**** Records shown

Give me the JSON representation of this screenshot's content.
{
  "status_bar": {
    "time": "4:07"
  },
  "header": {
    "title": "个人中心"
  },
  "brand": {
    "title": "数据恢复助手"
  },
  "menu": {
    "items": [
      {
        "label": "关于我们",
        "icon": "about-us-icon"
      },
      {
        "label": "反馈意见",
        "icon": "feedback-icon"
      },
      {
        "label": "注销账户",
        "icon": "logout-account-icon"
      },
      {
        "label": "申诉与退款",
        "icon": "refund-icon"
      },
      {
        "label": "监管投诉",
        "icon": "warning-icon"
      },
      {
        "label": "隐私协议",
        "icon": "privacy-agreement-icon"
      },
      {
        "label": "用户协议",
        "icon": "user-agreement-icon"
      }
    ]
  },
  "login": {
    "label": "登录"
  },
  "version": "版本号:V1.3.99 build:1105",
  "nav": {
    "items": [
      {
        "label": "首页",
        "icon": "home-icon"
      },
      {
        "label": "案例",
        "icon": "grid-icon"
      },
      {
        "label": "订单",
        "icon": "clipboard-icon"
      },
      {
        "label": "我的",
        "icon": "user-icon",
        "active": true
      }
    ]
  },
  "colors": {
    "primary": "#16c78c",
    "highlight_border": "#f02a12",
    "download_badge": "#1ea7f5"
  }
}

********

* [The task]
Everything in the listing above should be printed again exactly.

* [Task response]
Give me the JSON representation of this screenshot's content.
{
  "status_bar": {
    "time": "4:07"
  },
  "header": {
    "title": "个人中心"
  },
  "brand": {
    "title": "数据恢复助手"
  },
  "menu": {
    "items": [
      {
        "label": "关于我们",
        "icon": "about-us-icon"
      },
      {
        "label": "反馈意见",
        "icon": "feedback-icon"
      },
      {
        "label": "注销账户",
        "icon": "logout-account-icon"
      },
      {
        "label": "申诉与退款",
        "icon": "refund-icon"
      },
      {
        "label": "监管投诉",
        "icon": "warning-icon"
      },
      {
        "label": "隐私协议",
        "icon": "privacy-agreement-icon"
      },
      {
        "label": "用户协议",
        "icon": "user-agreement-icon"
      }
    ]
  },
  "login": {
    "label": "登录"
  },
  "version": "版本号:V1.3.99 build:1105",
  "nav": {
    "items": [
      {
        "label": "首页",
        "icon": "home-icon"
      },
      {
        "label": "案例",
        "icon": "grid-icon"
      },
      {
        "label": "订单",
        "icon": "clipboard-icon"
      },
      {
        "label": "我的",
        "icon": "user-icon",
        "active": true
      }
    ]
  },
  "colors": {
    "primary": "#16c78c",
    "highlight_border": "#f02a12",
    "download_badge": "#1ea7f5"
  }
}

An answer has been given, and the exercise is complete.